These kinds of activities can boost confidence, and help the process of a participant working towards a return to the workplace.

7. Educational activities

The purpose of educational activities is to teach participants about their condition and help them better understand themselves.

They can relate to the biological processes going on within participants’ brains, the behavioural theories about why they act as they do, or the cognitive patterns related to their condition.

When an individual learns more about themselves, they are better able to apply the skills learned through other activities.

8. Tell me about your partner

In this exercise, participants are split off into pairs to talk for a few minutes. They are usually given things to finds out about one another, or a certain topic to speak about, so that they can share with the group afterwards.

This is designed to get individuals to learn about one another’s experiences, and therefore one another’s conditions. Group members usually share common experiences and issues, and so when participants learn about each other, they will be indirectly learning about themselves.

When each pair is asked to share, the group leader might provide some background information about the topic being discussed, allowing each participant’s experiences to be touched on or explained.

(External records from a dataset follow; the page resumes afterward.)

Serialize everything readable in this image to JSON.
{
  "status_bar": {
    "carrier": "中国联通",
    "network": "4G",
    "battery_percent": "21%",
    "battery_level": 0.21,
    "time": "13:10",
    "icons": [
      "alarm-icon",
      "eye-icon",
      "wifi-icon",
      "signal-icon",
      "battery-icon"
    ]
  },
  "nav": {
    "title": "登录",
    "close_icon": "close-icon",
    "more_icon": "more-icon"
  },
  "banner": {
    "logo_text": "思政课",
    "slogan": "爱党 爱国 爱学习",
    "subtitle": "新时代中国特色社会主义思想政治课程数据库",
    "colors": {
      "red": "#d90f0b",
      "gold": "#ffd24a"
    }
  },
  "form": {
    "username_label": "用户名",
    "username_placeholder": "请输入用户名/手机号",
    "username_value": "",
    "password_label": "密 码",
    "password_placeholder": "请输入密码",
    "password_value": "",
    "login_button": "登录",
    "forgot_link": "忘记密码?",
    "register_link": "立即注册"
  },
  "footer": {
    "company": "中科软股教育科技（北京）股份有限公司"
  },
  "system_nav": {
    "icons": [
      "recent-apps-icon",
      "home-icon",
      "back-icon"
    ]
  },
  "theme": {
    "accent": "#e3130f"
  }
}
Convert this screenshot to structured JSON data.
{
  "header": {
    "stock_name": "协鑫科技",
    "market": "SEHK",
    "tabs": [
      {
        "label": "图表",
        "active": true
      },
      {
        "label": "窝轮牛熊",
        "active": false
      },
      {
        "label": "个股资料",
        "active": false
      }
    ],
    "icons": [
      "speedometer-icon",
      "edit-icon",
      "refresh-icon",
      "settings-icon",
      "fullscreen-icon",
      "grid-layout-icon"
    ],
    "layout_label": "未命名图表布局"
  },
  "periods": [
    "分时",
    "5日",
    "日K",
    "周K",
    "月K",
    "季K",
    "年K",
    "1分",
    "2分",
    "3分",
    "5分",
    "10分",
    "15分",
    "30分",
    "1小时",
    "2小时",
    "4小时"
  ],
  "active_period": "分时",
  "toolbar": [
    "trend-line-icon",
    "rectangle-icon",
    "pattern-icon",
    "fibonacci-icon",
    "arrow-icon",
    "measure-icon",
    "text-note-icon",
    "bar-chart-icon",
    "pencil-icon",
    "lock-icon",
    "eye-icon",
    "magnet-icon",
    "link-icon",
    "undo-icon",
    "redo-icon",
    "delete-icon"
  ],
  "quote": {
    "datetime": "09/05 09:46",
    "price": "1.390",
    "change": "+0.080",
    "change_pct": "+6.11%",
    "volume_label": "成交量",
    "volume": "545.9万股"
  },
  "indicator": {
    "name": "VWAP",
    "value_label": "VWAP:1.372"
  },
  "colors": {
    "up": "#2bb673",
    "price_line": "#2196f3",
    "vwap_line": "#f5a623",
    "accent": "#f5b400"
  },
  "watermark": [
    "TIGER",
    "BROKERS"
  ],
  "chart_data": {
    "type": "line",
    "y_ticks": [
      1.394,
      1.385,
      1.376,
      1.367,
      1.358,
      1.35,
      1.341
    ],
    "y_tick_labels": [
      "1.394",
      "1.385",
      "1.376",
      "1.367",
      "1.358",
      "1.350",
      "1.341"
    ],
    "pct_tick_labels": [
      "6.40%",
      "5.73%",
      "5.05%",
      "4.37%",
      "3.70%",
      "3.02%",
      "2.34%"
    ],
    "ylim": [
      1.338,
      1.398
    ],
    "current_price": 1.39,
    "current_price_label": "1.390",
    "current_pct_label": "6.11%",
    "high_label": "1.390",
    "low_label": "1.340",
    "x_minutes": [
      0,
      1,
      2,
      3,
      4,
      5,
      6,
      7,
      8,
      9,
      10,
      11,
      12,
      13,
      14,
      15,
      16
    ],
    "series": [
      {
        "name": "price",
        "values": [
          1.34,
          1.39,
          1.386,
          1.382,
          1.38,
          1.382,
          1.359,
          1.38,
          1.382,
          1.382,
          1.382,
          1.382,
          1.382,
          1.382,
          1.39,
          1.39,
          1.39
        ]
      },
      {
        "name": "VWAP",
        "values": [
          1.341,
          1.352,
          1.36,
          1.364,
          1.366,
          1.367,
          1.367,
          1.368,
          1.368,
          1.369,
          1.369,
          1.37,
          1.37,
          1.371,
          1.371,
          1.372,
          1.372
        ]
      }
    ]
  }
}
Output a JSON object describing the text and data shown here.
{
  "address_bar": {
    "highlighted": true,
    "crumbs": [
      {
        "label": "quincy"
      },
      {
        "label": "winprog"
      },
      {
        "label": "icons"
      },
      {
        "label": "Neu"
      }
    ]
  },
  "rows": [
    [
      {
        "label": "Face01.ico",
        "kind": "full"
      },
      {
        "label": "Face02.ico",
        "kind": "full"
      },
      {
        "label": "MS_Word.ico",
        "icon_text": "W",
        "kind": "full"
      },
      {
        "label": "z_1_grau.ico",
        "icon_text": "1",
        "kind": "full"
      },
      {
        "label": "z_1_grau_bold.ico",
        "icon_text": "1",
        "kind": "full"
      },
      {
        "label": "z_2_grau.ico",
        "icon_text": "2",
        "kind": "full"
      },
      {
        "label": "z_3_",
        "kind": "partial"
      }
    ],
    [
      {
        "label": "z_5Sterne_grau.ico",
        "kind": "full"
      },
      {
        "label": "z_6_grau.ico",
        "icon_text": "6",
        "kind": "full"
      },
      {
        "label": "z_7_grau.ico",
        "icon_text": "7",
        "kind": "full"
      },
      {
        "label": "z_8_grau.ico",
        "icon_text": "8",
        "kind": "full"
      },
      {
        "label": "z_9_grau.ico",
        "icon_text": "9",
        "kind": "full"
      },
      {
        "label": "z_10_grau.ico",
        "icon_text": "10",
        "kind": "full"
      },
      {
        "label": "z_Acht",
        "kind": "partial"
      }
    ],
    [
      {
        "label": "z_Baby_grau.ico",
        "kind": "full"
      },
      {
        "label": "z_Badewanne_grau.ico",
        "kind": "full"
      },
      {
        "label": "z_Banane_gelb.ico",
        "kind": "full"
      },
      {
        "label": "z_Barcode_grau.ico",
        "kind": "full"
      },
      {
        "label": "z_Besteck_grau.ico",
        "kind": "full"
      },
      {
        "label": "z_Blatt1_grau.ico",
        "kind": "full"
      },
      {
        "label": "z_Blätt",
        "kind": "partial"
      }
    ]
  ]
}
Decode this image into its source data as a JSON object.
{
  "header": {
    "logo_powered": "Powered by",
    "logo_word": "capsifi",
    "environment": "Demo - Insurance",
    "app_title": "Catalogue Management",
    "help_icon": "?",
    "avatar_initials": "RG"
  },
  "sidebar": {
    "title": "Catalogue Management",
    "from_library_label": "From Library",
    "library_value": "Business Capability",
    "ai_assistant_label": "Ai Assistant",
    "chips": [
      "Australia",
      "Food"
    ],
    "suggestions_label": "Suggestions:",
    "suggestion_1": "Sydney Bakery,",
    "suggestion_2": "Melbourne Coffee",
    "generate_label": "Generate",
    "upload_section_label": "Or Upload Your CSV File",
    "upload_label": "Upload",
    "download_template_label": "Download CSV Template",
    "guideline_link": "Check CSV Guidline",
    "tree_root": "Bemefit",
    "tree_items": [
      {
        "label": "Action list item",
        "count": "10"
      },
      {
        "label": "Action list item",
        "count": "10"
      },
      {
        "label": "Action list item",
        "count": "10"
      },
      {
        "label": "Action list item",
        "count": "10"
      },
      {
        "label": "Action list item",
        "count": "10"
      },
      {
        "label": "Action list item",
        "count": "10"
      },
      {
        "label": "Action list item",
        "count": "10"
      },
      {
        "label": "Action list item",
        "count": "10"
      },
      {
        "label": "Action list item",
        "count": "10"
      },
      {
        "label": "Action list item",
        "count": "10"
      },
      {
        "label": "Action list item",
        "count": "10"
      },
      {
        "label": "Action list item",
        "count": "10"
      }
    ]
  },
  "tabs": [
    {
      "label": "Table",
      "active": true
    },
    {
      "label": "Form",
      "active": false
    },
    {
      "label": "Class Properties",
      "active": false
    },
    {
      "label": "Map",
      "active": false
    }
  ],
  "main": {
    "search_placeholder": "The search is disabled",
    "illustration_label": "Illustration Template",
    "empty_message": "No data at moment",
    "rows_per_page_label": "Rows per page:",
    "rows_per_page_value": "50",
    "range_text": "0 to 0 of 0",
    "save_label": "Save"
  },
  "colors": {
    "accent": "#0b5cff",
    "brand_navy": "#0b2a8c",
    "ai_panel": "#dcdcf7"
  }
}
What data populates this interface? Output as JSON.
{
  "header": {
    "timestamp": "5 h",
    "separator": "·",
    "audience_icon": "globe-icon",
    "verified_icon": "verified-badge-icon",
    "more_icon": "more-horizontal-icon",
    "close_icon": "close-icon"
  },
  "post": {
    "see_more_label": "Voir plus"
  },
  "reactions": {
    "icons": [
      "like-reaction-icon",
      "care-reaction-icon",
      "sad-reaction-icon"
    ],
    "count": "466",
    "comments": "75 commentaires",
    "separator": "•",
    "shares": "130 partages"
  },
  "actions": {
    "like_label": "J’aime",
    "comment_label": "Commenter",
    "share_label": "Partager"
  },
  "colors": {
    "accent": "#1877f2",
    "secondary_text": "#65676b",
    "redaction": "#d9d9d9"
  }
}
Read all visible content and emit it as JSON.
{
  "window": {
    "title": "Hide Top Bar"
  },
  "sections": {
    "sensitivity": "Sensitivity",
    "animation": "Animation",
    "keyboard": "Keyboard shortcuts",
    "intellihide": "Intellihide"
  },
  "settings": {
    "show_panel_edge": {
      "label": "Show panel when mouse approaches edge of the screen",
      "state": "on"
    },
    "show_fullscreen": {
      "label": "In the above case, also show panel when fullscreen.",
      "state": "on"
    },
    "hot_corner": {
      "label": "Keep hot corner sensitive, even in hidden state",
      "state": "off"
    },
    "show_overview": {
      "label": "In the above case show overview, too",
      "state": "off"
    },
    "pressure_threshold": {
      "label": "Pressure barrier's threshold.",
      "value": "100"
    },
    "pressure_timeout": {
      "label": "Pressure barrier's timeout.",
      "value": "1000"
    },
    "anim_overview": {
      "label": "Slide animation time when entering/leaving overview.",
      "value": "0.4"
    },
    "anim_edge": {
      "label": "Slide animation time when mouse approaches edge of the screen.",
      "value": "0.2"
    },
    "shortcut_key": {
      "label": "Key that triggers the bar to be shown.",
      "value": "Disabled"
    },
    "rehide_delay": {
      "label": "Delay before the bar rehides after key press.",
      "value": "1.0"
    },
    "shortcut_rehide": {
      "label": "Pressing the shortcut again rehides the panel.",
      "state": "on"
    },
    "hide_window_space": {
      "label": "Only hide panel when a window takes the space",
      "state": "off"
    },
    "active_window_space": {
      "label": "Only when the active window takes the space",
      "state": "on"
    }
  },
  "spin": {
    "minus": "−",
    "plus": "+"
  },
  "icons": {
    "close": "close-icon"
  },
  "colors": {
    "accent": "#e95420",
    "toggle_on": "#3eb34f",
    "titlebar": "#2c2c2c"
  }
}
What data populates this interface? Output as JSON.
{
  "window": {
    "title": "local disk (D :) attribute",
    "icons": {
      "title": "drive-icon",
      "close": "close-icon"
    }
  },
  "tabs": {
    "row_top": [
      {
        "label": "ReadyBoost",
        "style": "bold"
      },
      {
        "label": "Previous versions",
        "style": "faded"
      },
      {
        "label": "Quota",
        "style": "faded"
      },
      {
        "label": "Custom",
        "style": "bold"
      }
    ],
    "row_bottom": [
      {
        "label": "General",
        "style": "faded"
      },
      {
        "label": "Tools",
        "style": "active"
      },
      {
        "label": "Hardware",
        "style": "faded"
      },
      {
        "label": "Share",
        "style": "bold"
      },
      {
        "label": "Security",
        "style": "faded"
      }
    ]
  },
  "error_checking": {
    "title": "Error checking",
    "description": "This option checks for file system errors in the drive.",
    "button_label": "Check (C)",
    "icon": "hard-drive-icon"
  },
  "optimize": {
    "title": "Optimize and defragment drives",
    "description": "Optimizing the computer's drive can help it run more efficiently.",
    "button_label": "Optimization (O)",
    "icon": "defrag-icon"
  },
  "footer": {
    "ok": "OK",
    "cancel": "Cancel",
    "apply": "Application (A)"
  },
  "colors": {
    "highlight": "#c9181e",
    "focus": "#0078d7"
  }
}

9. Checking in/Updating the group

At the start of each session, a group leader might ask participants to share something that has happened since their last meeting. This could include both positive and negative experiences.

When someone has shared, the leader will then speak on it – either explaining the science of a certain thought process or explaining why a particular response was healthy or harmful – and enlighten the group.

By doing this, participants pick up information by having the science of their condition explained through everyday scenarios.

If they can directly apply a theory or explanation to something that has happened to them, they will have a better chance of understanding and remembering it.

10. Support activities

Therapy is a lot more than teaching an individual to cope with a specific condition. It is also a way of helping them develop healthy routines and improve their quality of life.

Support activities aim to benefit participants on an emotional level by helping them become calm and showing them ways of staying calm when the stress of their day-to-day routines gets too much.

11. Mindfulness

Promoting mindfulness has become very popular over recent years. The act of becoming aware of oneself, without judging or thinking too much about what one notices, can help ease and refocus an individual’s mind.

This might take the form of everyone within the group focussing on their breathing, taking a mental note of how different parts of their bodies feel within that moment, or maybe repeating a calm, rhythmic mantra.

Afterwards, the group leader might ask how everyone felt or what they may have noticed. The aim is to reacquaint the group with the present and their immediate surroundings, lifting the pressures of their condition for a short while.

Research shows that mindfulness-based therapies are effective in reducing the symptoms of many psychiatric disorders, including substance abuse [2].

Participants are encouraged to turn to mindfulness in their normal lives as a means of distancing themselves from negative emotions or triggers.

12 Story sharing

While simple, getting participants to share humorous or peculiar stories with one another can be very beneficial to their well-being. By hearing and offering personal anecdotes, they can develop bonds and feel at home within the therapy environment.

This can enrich the effectiveness of other activities, as participants will be more relaxed, but it can also make them feel heard and boost their self-esteem. Helping an individual feel like a valued part of the world can do wonders for their mental health.

Laughing and joking is good for the brain, so if a group of people can come together and share a funny story, everyone will benefit.